▸ Brief:
For the entries below, report every line that includes the word "WinPython".

(Collection entries)
::::::::

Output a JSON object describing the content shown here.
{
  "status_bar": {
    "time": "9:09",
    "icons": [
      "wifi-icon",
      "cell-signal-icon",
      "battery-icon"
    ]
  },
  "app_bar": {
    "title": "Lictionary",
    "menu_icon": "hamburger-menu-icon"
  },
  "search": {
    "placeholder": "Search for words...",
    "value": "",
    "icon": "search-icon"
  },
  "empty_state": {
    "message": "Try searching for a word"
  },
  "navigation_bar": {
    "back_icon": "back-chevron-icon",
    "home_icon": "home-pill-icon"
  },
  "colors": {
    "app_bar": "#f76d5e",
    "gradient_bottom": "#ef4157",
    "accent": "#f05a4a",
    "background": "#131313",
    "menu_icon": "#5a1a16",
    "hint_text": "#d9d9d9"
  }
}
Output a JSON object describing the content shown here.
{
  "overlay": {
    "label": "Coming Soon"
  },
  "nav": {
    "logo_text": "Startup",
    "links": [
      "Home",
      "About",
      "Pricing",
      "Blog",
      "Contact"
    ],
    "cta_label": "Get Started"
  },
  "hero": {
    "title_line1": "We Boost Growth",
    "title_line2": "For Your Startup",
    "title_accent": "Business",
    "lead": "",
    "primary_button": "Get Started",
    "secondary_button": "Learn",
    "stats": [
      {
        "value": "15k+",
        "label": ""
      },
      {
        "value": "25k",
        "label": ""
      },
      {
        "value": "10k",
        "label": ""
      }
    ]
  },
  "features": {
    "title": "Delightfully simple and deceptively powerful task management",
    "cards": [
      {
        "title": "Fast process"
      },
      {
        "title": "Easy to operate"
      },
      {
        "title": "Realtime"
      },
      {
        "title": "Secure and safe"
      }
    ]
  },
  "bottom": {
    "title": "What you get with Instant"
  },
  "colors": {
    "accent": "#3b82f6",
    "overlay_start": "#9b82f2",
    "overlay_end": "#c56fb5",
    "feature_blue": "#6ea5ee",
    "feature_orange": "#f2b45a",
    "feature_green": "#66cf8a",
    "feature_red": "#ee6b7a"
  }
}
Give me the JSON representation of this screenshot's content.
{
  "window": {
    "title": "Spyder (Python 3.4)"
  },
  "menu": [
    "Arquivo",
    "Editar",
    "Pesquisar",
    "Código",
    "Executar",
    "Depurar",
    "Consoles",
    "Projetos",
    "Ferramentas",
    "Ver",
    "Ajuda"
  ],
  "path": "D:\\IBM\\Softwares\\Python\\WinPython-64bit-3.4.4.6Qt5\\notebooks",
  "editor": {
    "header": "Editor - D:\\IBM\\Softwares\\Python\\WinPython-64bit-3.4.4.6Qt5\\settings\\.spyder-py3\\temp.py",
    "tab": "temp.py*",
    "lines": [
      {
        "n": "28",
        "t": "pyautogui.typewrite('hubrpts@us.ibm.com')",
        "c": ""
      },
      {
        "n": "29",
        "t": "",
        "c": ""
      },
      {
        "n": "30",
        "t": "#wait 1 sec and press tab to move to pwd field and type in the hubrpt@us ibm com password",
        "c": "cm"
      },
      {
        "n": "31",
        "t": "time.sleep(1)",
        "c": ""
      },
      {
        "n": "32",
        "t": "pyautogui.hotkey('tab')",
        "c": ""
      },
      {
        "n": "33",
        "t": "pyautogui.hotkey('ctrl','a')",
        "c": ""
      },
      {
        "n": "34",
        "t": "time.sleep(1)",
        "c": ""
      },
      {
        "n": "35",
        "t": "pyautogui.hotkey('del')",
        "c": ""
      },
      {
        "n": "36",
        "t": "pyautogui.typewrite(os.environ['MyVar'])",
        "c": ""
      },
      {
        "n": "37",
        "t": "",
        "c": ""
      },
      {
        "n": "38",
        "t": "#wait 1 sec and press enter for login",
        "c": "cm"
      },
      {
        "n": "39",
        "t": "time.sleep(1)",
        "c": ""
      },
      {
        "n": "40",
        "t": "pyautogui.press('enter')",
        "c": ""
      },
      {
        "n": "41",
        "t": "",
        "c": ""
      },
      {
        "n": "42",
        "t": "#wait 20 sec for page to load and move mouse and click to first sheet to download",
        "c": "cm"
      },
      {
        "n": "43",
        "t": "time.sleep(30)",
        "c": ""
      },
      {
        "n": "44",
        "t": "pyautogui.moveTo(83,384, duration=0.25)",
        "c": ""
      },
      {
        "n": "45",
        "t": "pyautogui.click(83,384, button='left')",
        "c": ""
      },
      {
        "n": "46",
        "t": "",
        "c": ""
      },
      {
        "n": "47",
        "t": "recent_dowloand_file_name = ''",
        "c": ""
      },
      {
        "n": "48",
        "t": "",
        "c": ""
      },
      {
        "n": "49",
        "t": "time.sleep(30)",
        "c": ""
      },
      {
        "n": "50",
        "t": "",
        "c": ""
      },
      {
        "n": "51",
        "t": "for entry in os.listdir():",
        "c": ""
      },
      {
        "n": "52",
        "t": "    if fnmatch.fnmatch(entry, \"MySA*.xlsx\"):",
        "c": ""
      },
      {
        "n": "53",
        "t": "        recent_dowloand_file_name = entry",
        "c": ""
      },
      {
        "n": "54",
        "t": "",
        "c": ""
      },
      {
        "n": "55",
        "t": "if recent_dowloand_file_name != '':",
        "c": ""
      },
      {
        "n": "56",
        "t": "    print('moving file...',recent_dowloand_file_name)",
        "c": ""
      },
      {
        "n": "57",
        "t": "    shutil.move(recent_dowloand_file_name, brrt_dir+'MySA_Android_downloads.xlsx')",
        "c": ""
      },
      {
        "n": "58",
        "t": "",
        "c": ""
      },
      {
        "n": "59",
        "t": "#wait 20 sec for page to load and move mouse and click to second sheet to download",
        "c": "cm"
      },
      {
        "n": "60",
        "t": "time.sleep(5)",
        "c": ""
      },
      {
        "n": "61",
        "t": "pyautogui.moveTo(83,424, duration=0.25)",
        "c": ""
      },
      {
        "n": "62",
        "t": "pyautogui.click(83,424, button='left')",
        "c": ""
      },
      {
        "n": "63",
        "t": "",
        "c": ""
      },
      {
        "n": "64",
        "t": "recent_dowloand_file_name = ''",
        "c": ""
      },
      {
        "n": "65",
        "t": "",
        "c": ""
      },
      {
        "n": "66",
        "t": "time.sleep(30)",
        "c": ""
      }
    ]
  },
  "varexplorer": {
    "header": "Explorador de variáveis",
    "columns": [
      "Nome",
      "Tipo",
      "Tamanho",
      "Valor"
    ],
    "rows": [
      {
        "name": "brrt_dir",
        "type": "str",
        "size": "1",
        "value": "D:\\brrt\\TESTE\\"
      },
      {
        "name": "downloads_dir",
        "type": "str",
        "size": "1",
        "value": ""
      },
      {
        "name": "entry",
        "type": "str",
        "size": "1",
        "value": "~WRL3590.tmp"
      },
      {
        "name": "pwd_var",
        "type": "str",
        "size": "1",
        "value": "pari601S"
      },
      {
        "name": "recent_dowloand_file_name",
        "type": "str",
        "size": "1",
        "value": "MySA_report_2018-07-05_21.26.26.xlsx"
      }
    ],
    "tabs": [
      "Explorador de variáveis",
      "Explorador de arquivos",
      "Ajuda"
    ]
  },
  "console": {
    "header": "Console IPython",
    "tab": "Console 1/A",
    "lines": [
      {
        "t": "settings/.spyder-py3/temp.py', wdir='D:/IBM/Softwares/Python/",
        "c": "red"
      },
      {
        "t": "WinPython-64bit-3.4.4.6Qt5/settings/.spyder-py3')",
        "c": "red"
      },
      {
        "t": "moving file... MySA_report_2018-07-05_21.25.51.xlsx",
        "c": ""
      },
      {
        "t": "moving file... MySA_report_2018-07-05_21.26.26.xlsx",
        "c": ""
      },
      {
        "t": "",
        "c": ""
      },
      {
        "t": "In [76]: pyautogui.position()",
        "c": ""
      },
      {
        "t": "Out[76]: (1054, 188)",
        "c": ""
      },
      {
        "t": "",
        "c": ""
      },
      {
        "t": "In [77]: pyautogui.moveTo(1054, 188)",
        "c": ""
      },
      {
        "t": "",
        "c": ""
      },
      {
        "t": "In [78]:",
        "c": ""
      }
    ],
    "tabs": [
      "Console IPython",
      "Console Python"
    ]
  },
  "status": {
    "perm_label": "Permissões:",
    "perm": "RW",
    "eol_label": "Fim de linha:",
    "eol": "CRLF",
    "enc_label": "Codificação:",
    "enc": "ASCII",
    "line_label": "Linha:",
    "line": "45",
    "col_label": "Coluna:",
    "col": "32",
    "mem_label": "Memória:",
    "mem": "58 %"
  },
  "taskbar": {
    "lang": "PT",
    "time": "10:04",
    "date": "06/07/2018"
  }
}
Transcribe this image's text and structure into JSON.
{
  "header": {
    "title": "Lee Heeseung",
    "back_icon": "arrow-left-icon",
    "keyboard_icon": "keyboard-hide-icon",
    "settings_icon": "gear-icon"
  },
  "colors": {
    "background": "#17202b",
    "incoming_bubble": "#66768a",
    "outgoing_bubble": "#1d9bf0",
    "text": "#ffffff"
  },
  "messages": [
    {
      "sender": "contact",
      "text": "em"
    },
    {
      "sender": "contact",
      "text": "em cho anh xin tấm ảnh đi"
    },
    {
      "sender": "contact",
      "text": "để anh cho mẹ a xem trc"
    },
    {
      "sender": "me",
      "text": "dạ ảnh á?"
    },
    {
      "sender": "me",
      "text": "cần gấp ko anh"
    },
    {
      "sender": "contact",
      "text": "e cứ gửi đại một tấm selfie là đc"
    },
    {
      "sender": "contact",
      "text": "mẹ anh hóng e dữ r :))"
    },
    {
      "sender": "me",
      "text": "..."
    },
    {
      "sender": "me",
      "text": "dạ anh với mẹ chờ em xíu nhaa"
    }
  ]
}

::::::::

▸ Answer below:
  "path": "D:\\IBM\\Softwares\\Python\\WinPython-64bit-3.4.4.6Qt5\\notebooks",
    "header": "Editor - D:\\IBM\\Softwares\\Python\\WinPython-64bit-3.4.4.6Qt5\\settings\\.spyder-py3\\temp.py",
        "t": "WinPython-64bit-3.4.4.6Qt5/settings/.spyder-py3')",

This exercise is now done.